== WORK INSTRUCTIONS ==
Copy every record exactly as it stands. Leave the pictures out.

*** DATA FOR THIS EXERCISE ***

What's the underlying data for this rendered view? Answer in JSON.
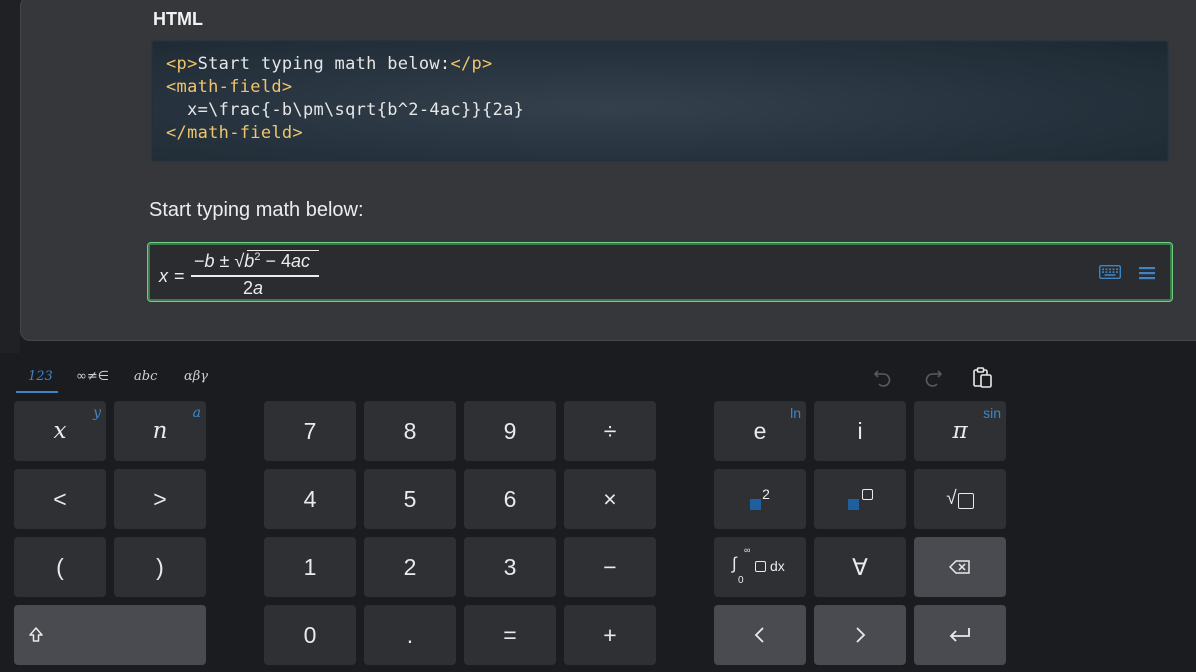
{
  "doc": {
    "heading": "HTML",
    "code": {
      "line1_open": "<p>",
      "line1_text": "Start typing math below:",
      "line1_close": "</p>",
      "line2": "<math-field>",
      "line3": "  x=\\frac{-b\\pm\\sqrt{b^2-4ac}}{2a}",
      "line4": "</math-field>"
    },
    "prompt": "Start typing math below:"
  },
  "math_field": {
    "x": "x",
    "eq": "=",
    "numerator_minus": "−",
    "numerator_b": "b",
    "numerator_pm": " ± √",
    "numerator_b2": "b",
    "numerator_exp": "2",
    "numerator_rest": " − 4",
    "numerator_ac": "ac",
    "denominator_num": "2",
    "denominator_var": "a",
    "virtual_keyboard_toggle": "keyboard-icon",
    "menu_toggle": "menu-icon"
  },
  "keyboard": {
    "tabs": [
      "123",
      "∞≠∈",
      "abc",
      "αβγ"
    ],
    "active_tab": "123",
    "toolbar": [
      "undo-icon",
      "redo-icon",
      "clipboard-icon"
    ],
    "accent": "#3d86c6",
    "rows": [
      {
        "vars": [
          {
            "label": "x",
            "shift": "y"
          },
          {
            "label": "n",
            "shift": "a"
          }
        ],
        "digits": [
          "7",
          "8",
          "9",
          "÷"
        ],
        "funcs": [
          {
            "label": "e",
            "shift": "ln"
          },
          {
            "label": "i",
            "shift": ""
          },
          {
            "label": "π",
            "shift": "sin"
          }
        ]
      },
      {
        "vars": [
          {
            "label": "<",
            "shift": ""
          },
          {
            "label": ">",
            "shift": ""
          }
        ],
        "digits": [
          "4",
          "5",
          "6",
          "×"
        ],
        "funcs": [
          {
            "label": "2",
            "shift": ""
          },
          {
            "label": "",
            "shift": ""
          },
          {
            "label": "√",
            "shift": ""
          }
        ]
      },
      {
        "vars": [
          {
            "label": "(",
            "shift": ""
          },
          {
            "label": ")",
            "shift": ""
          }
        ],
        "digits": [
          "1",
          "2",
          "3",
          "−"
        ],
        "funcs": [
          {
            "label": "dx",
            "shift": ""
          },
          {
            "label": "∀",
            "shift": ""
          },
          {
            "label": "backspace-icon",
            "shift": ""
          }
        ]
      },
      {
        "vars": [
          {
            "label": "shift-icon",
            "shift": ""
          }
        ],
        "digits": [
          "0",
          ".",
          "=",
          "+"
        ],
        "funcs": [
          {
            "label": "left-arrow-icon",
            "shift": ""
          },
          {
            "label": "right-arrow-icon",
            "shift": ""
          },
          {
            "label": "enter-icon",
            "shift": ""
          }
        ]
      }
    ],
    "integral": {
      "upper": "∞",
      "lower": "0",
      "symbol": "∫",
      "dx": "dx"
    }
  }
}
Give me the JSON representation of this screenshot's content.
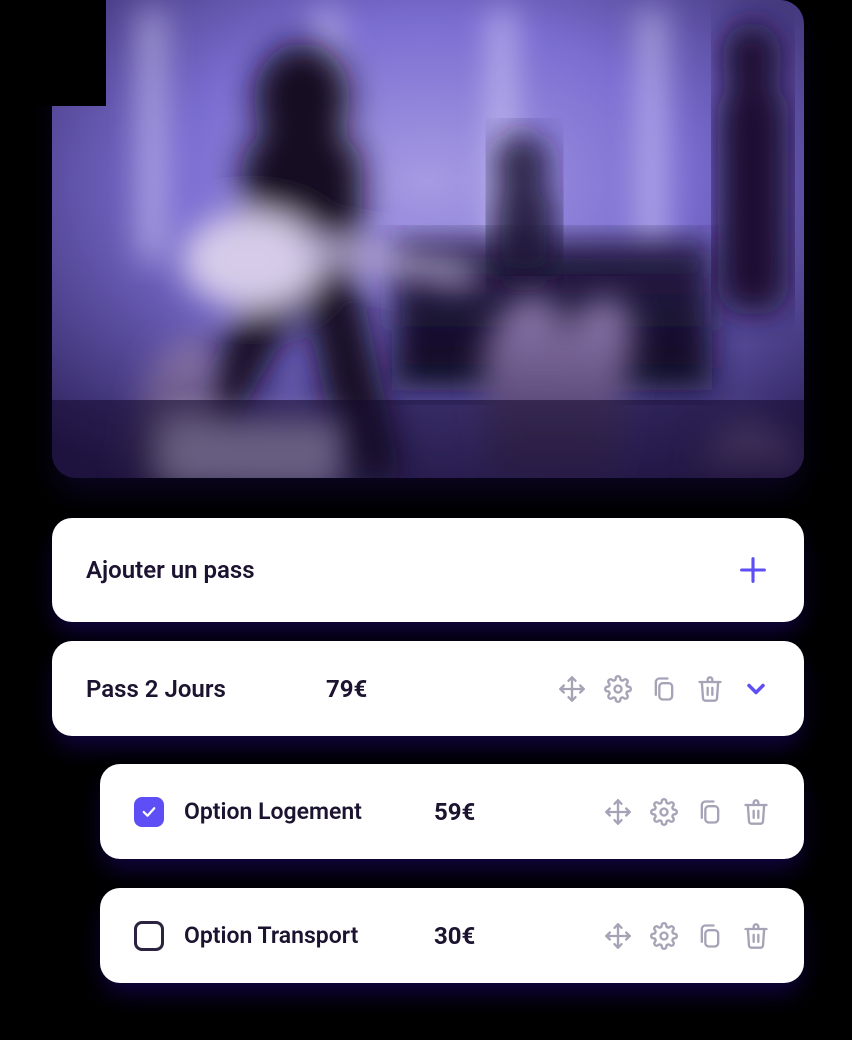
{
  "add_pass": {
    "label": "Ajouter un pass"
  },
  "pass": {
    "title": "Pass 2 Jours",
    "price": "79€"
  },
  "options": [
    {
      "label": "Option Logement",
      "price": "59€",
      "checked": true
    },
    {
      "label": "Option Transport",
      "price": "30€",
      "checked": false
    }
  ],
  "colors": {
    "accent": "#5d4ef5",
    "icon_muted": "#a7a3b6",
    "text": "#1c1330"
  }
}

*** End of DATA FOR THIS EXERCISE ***

== SOLVED PROBLEM ==
What's the underlying data for this rendered view? Answer in JSON.
{
  "doc": {
    "heading": "HTML",
    "code": {
      "line1_open": "<p>",
      "line1_text": "Start typing math below:",
      "line1_close": "</p>",
      "line2": "<math-field>",
      "line3": "  x=\\frac{-b\\pm\\sqrt{b^2-4ac}}{2a}",
      "line4": "</math-field>"
    },
    "prompt": "Start typing math below:"
  },
  "math_field": {
    "x": "x",
    "eq": "=",
    "numerator_minus": "−",
    "numerator_b": "b",
    "numerator_pm": " ± √",
    "numerator_b2": "b",
    "numerator_exp": "2",
    "numerator_rest": " − 4",
    "numerator_ac": "ac",
    "denominator_num": "2",
    "denominator_var": "a",
    "virtual_keyboard_toggle": "keyboard-icon",
    "menu_toggle": "menu-icon"
  },
  "keyboard": {
    "tabs": [
      "123",
      "∞≠∈",
      "abc",
      "αβγ"
    ],
    "active_tab": "123",
    "toolbar": [
      "undo-icon",
      "redo-icon",
      "clipboard-icon"
    ],
    "accent": "#3d86c6",
    "rows": [
      {
        "vars": [
          {
            "label": "x",
            "shift": "y"
          },
          {
            "label": "n",
            "shift": "a"
          }
        ],
        "digits": [
          "7",
          "8",
          "9",
          "÷"
        ],
        "funcs": [
          {
            "label": "e",
            "shift": "ln"
          },
          {
            "label": "i",
            "shift": ""
          },
          {
            "label": "π",
            "shift": "sin"
          }
        ]
      },
      {
        "vars": [
          {
            "label": "<",
            "shift": ""
          },
          {
            "label": ">",
            "shift": ""
          }
        ],
        "digits": [
          "4",
          "5",
          "6",
          "×"
        ],
        "funcs": [
          {
            "label": "2",
            "shift": ""
          },
          {
            "label": "",
            "shift": ""
          },
          {
            "label": "√",
            "shift": ""
          }
        ]
      },
      {
        "vars": [
          {
            "label": "(",
            "shift": ""
          },
          {
            "label": ")",
            "shift": ""
          }
        ],
        "digits": [
          "1",
          "2",
          "3",
          "−"
        ],
        "funcs": [
          {
            "label": "dx",
            "shift": ""
          },
          {
            "label": "∀",
            "shift": ""
          },
          {
            "label": "backspace-icon",
            "shift": ""
          }
        ]
      },
      {
        "vars": [
          {
            "label": "shift-icon",
            "shift": ""
          }
        ],
        "digits": [
          "0",
          ".",
          "=",
          "+"
        ],
        "funcs": [
          {
            "label": "left-arrow-icon",
            "shift": ""
          },
          {
            "label": "right-arrow-icon",
            "shift": ""
          },
          {
            "label": "enter-icon",
            "shift": ""
          }
        ]
      }
    ],
    "integral": {
      "upper": "∞",
      "lower": "0",
      "symbol": "∫",
      "dx": "dx"
    }
  }
}
Give me the JSON representation of this screenshot's content.
{
  "add_pass": {
    "label": "Ajouter un pass"
  },
  "pass": {
    "title": "Pass 2 Jours",
    "price": "79€"
  },
  "options": [
    {
      "label": "Option Logement",
      "price": "59€",
      "checked": true
    },
    {
      "label": "Option Transport",
      "price": "30€",
      "checked": false
    }
  ],
  "colors": {
    "accent": "#5d4ef5",
    "icon_muted": "#a7a3b6",
    "text": "#1c1330"
  }
}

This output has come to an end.